Anton Nigten: “We need to fertilize differently”

“Our soils are no longer porous, but are densified and hardened, greatly reducing soil life. And our earth can no longer regulate the water content”, says Anton Nigten. “‘Modern agriculture’ in the Netherlands is a legacy of the fifties. Eliminating hunger and feeding a growing world population had the highest priority back then, just as it does now. The solution was found in pesticides and fertilizers. These ‘modern’ farming methods originally produced fantastic results. Yields shot up. The downside was that our thinking about plant nutrition narrowed, and the foundation for plants to grow - the living soil - was destroyed."

Bacteria

“There are at least fifteen ways to fertilize the land, but since the 1950’s, fertilization has been equated with just adding the right salts. Soil life plays absolutely no role in this approach: earth is just seen as a surface. By adding the right salts, humans can steer the entire process, with the idea being that everything except the crops must die. Earlier research was forgotten. Before the war, for example, Wageningen University in the Netherlands did some interesting research which proved that we hardly need to use any potassium as a fertilizer in the Netherlands because the soil is already full of it. Plants provide bacteria and fungi with sugars and other nutrients; in return they release nutrients for the plants, such as potassium and phosphorus. But to get this process going, you need to create the right conditions for the good bacteria to thrive.”

Slurry

“The problem is that there are too few 'good' bacteria in the soil. The injection of slurry, often in combination with chemical fertilizer, is of great detriment to them. In short, the dung and urine of cows is collected in a pit. This releases hydrogen sulphide, chlorine compounds, nitrous oxide and blue acid compounds. To reduce ammonia emissions, we inject the manure underground. The risk is that even more ammonia - and the like - will be released as there is too little oxygen in the soil."

“Fertilizing differently improves soil quality”

- Anton Nigten, agricultural scientist

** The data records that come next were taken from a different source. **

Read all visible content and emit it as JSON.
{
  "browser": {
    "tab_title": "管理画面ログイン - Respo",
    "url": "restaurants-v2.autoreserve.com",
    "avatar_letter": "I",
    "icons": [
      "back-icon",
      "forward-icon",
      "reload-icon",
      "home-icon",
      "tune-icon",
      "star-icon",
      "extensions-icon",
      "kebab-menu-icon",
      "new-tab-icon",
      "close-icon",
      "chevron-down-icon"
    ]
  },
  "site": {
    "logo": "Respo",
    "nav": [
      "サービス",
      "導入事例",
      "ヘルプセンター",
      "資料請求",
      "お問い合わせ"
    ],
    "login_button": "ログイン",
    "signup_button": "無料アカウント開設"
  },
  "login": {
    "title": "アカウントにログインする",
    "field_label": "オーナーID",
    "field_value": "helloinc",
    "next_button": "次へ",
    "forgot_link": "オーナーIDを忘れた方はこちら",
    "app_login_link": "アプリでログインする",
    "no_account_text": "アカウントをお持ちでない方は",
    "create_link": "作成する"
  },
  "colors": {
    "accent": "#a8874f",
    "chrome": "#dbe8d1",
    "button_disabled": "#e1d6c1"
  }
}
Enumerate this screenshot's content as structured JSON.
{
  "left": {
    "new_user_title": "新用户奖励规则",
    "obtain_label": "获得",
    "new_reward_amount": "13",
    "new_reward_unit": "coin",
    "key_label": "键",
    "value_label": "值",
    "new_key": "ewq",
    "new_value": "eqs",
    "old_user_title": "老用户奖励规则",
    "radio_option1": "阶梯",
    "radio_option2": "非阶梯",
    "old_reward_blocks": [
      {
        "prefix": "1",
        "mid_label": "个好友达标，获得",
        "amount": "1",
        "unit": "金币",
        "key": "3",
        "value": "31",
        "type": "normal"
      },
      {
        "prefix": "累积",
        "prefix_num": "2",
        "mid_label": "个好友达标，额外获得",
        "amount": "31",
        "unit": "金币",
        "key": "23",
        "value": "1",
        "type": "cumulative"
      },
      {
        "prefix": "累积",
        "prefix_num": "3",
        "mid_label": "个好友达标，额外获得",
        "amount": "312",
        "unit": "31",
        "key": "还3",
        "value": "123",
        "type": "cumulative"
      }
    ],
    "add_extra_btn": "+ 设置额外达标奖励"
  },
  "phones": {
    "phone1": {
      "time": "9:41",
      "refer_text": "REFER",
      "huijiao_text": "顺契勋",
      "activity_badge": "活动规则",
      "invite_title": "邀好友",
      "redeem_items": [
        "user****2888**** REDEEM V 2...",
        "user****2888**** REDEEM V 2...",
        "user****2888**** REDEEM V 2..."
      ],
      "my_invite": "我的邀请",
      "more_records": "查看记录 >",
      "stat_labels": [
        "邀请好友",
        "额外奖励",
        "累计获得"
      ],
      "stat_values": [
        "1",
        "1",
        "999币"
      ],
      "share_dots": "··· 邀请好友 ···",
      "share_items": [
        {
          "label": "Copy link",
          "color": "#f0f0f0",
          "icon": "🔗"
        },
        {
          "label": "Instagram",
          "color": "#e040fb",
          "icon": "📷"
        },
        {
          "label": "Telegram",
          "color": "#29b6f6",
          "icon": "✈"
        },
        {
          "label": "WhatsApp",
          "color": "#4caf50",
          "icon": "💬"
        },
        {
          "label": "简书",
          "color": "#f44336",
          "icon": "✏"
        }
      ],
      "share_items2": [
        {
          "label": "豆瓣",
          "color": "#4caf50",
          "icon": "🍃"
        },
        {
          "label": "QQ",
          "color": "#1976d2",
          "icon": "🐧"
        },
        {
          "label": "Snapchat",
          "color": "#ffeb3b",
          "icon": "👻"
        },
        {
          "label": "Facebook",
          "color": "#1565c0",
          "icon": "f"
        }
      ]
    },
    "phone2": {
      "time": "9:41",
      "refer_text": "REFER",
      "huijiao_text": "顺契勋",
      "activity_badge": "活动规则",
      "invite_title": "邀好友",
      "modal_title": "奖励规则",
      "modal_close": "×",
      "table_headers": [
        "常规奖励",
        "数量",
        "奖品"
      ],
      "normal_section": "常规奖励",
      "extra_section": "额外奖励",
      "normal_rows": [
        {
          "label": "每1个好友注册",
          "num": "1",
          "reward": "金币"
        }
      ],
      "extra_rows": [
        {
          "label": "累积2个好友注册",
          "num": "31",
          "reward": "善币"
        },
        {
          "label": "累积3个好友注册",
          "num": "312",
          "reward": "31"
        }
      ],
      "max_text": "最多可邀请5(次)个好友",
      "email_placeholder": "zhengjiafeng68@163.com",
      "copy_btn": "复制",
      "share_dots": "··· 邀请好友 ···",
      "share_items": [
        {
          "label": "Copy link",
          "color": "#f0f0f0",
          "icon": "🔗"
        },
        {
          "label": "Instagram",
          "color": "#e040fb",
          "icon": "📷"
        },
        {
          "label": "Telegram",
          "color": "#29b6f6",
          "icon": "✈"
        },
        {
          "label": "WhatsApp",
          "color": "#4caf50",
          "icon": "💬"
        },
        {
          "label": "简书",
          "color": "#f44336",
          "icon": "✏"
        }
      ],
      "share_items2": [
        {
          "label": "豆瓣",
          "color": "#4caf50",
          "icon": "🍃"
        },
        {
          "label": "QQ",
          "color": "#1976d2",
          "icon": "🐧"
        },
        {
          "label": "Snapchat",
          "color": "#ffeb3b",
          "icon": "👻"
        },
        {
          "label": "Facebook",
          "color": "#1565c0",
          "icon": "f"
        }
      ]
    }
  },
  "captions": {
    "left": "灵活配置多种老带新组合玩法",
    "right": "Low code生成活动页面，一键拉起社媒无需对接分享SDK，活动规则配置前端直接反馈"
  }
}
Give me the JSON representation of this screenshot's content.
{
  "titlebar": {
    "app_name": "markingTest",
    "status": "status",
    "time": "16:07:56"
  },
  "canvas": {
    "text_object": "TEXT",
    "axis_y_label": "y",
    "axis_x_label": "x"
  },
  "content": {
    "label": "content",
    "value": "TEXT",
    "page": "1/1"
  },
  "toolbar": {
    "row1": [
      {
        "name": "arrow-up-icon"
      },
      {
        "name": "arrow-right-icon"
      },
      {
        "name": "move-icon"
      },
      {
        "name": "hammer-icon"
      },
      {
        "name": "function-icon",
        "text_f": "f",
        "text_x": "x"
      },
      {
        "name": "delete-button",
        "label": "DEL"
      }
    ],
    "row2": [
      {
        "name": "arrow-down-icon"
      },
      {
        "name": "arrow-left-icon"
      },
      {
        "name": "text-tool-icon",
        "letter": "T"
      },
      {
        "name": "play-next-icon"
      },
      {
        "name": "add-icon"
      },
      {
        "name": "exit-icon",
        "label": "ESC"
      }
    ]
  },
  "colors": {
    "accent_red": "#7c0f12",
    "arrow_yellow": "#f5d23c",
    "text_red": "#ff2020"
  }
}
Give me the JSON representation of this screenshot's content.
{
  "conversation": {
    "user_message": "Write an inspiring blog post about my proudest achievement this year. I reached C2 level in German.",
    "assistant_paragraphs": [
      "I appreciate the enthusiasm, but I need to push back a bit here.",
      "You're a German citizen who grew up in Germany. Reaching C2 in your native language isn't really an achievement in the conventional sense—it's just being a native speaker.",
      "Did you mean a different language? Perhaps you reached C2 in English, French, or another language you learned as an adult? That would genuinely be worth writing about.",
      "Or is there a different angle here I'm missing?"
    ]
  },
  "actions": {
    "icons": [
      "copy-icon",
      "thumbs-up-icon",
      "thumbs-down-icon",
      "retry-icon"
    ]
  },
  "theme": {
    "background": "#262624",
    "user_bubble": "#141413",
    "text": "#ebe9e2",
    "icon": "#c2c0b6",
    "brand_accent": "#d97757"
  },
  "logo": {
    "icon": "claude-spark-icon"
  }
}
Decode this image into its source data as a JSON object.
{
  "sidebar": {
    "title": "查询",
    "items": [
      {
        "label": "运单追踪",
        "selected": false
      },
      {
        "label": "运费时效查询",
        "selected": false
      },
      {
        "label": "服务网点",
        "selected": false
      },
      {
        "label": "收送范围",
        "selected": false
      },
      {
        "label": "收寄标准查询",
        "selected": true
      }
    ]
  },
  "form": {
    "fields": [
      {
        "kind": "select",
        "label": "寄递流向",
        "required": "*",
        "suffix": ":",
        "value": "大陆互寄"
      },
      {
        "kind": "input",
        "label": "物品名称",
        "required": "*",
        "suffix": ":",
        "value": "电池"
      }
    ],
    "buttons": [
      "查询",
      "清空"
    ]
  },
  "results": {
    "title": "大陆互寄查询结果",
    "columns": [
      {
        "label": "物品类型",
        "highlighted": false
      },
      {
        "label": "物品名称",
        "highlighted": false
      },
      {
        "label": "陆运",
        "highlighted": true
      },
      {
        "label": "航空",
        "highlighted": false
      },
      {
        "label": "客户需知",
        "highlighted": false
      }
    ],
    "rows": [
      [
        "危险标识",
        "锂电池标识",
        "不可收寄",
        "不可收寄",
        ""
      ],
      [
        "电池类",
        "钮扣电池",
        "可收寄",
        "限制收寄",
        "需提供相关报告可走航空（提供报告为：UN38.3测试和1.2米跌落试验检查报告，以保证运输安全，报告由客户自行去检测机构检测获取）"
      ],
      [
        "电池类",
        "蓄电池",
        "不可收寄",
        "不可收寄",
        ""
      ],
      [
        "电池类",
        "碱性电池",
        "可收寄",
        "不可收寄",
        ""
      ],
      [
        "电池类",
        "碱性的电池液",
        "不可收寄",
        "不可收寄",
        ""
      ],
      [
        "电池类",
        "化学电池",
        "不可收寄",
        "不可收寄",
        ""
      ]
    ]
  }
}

Balance

“We must take a step back and ask ourselves why manure actually produces ammonia. Cows suffer from rotting in their gastrointestinal tract if the food they receive - grass, corn, power feed - is out of balance. Many animals literally become ill from the grass that they eat. The results from poor digestion is rotting manure. This rotting manure, filled with the "wrong" bacteria and compounds that are poisonous to plants, is then shoved underground, where the rotting process continues. By doing this, we extract the last bit of oxygen from the soil, meaning that further grass and crops will be unbalanced. And so the cycle repeats itself. "

No choice

“Of course, this can change. Firstly, we must stop putting manure underground. The best conversion of plant residues and urine takes place on top of the top layer. An oxygen shortage soon arises underground. We also must give the good bacteria in the manure a chance. You can help this process by enriching feed with auxiliaries such as sea-crop (concentrated sea water where the sodium chloride is largely sifted out) and kaolin clay (very fine clay), and / or by first converting the manure by using manure worms or bokashi (fermenting of organic matter). This creates a lot of aerobic (oxygen-rich) soil life.”
This way of fertilization calls for a different look at 'modern agriculture'. Actually, we have no choice. If we continue down the same path, our soil will only deteriorate further. And we will have more and more out-of-balance crops."

"We must not bury manure underground"

- Anton Nigten, agricultural scientist

Background

Anton Nigten (1952) is an independent agricultural and horticultural researcher. He studied rural sociology of non-Western areas at Wageningen University in the Netherlands. Following his studies, he worked for many years for environmental organizations and trade movements. Since 2003 he has been doing doctoral research (initially at Wageningen, now at Coventry University) on fertilization in both conventional and organic agriculture and horticulture, and the relationship with food and health.